Robinson and starts to ramble about how she can expect that and that he’s not the kind of guy, once again Ben is fidgeting and the camera is following him. A focus to Mrs. Robinson shows she is interested in the conversation once again and ask Ben “expect what”. A hard cut to medium long shot framed through Mrs. Robinson’s legs shows Ben saying one of his most famous lines “Mrs. Robinson you’re trying to seduce me. Aren’t you?” This angle of the camera through legs represents the provocative nature of this shot and the sexualization of Mrs. Robinson.
Neither Myrtle and Tom are happy with who they are with and have been cheating on their spouses. Tom, Daisy, and Myrtle obviously do not want to be with their spouses, so why are they together with them and not with the people they want to be with? At the end of the second chapter it is said that Tom breaks Myrtle’s nose after she keeps repeatedly saying Daisy’s name. A man should never touch a girl in a physical
Despite being appointed as God’s chosen liberator of the Israelites, Moses is a person incapable of effectively leading his people. Moses’s lack of charisma, confidence, and determination are his greatest flaws as a leader which are demonstrated when he initially fails to stop his fellow Hebrews from fighting. His critical flaws as a leader initiates a chain of failures that will befall the Israelites during their journey and their eventual punishment of never reaching the Promised Land.
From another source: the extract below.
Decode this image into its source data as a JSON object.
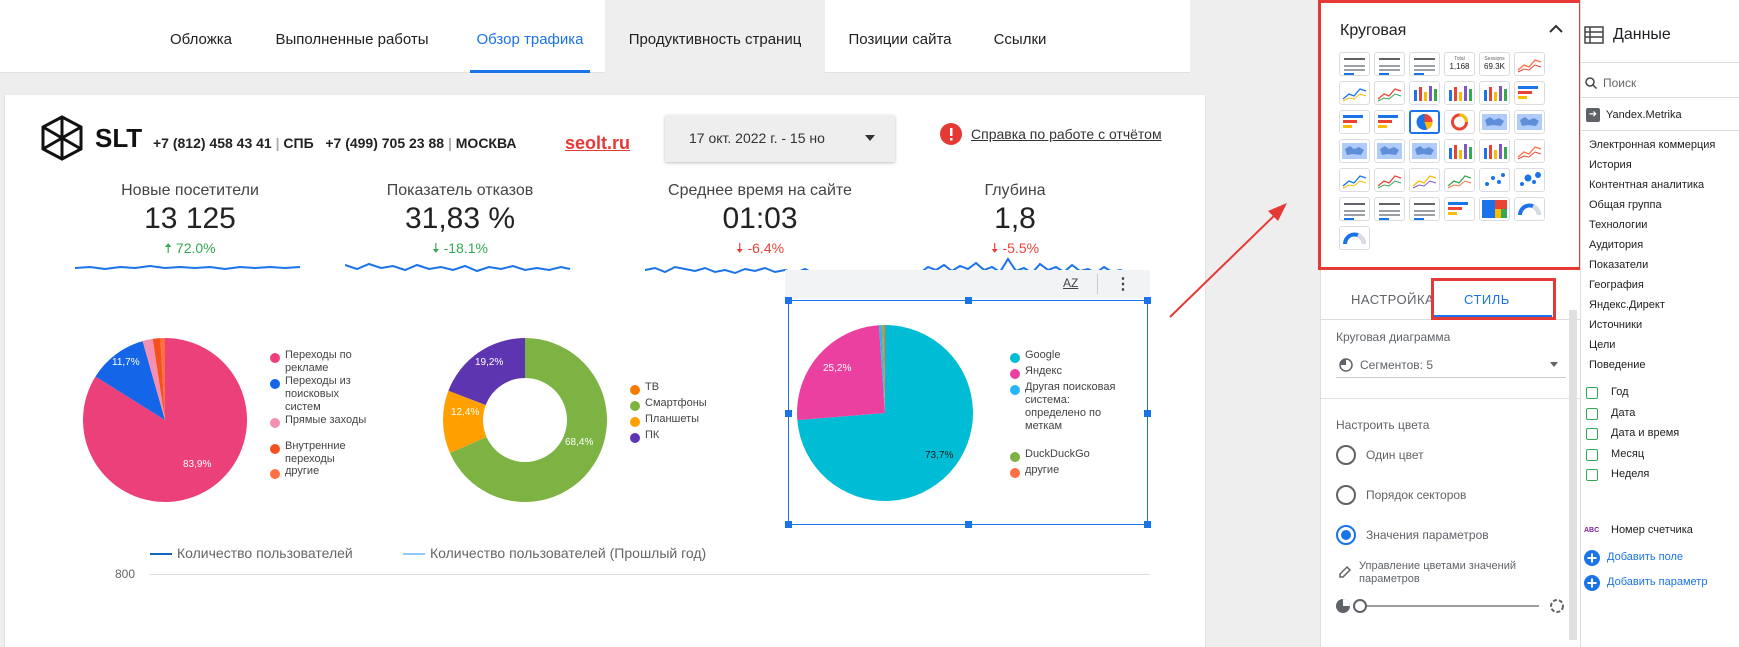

One of Moses’s greatest shortcomings as a leader is his lack of charisma. He is unable to make the people naturally follow him and his words.